This weekend I won’t have much time to write. I’ll be off enjoying a weekend of pipes, drums and good friends.
“There’s an African proverb: “When death finds you, may it find you alive.” Alive means living your own damn life, not the life that your parents wanted, or the life some cultural group or political party wanted, but the life that your own soul wants to live. That’s the way to evaluate whether you are an authentic person or not.” Michael Meade
What feels authentic for me is doing the things that I love. One of those things, which took root around the age of four, was the desire to drum. As a child I quietly obsessed over drumming, doing everything I could to learn by proxy, because in the 1960’s the idea of a girl playing the drums did not sit right with my parents, especially if the girl was me.
Except for my dear Grandpa, I was pretty much discouraged from playing drums until Karen Carpenter came on the scene and my parents had to concede that just maybe it would be okay for me to take up drumming. By this time I had already made a drum kit in the basement using cardboard boxes and my dad’s table saw blades for cymbals. I was ready to be taken seriously.
Through the years, I have been drumming on and off on a casual basis, jamming with friends, occasionally playing out at parties and public venues.
For the last five years I have been playing side drum in a bag pipe band. It’s a very technically demanding sport and you must be able to endure the kilt, the pipes, marching in long parades and a lot of memorization of scores. We get to play some pretty amazing gigs – college graduations, fairs, memorials, parades and even once played for Billy Ray Cyrus’s television show “Surprise Homecoming.”
So, I am off this weekend to play once again with the Oregon Defense Force Pipe band at the Portland Highland games and then again on Sunday at the Salem Art Fair. Happy weekend everyone!

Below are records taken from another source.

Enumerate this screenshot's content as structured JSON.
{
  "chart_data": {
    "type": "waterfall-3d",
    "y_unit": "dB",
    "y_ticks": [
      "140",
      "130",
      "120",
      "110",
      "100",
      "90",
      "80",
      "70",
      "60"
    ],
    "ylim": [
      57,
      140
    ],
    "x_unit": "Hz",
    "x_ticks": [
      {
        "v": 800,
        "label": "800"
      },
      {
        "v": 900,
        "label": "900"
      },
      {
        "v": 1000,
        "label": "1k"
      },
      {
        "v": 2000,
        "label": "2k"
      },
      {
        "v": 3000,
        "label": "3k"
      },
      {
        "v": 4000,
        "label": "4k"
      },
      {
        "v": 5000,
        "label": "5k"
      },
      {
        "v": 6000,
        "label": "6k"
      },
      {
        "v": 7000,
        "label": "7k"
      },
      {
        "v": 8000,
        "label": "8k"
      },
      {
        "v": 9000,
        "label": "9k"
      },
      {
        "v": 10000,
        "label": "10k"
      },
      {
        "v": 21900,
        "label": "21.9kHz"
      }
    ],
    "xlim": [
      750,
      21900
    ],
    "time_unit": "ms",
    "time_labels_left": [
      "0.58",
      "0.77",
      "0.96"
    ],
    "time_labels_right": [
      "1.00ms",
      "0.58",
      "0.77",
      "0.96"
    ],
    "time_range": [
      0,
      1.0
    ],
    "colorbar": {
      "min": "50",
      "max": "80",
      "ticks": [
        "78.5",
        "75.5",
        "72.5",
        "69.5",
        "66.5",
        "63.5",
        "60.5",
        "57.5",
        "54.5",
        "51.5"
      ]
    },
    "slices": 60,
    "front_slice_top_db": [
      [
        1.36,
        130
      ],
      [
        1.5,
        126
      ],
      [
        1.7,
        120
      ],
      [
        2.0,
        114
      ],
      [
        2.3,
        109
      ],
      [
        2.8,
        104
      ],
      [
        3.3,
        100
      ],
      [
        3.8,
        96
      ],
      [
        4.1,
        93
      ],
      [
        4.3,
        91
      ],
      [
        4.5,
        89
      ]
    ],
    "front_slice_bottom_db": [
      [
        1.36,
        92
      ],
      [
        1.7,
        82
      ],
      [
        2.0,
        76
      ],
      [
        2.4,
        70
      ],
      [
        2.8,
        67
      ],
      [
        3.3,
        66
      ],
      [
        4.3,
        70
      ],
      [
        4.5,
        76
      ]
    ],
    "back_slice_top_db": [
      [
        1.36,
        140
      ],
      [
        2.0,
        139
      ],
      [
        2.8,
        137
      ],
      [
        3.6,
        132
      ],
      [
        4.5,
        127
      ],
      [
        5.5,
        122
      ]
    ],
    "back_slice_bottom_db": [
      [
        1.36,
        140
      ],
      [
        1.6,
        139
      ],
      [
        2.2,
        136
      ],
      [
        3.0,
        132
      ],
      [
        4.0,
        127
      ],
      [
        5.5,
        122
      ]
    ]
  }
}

Here is the band at a recent gig at the Newport Celtic Festival:
…and one more featuring me along with my Pipe Major playing my 2/4 competition score, Muir of Ord:
Below is a photo of us during the recording of “Surprise Homecoming.”
5 thoughts on “Muir of Ord”
Deb, this is great. I didn’t have a chance to get back to your last comment on my board. I’m only now stepping back onto WP. T (8 yrs) told me the British played the pipes in the Revolutionary War (uh, who learned something new today?) We enjoyed the videos. What a precious glimpse into your history.
Aw, thanks so much Diana! There’s quite the community of pipers and drummers here in the Pacific NW and Canada. So glad you enjoyed the videos.
Oh my gosh – so awesome!!!! I had no idea you were a rock star but that does not surprise me. Also, are you noticing the synchronicity that you started this post with a quote containing an African proverb?? I’m pretty sure we were separated at Quantum birth. I also love that Karen Carpenter was your “in” to drumming. Drumming Debra, overturning the patriarchy, one beat at a time!!!! 🙂
My drum class/circle is focused primarily on the djembe and the Dun-duns…the Dun-Duns are my favorite because you can kind of dance as you play them. I love having an excuse to beat on something with precision and passion on a regular basis – so cathartic! Our intimate circle of 10 or less has been around for 20 years, and it is definitely a highlight of my week – makes every Monday night special.
I choose quality over quantity any day and I am so happy to have found you on here!!
That is pretty amazing Amanda! Michael Meade’s quote I mean!!! Now I know why the quote chose me to put it in that post 🙂
Your drumming/dancing sounds wonderful. It’s true that drumming and dancing is very cathartic. Of course drumming to the bagpipes might be an exception. 🙂
Here’s Karen Carpenter and quality of living and our friendship! Slainte!
Get out and kick some drum ass! I’m jealous – so cool:)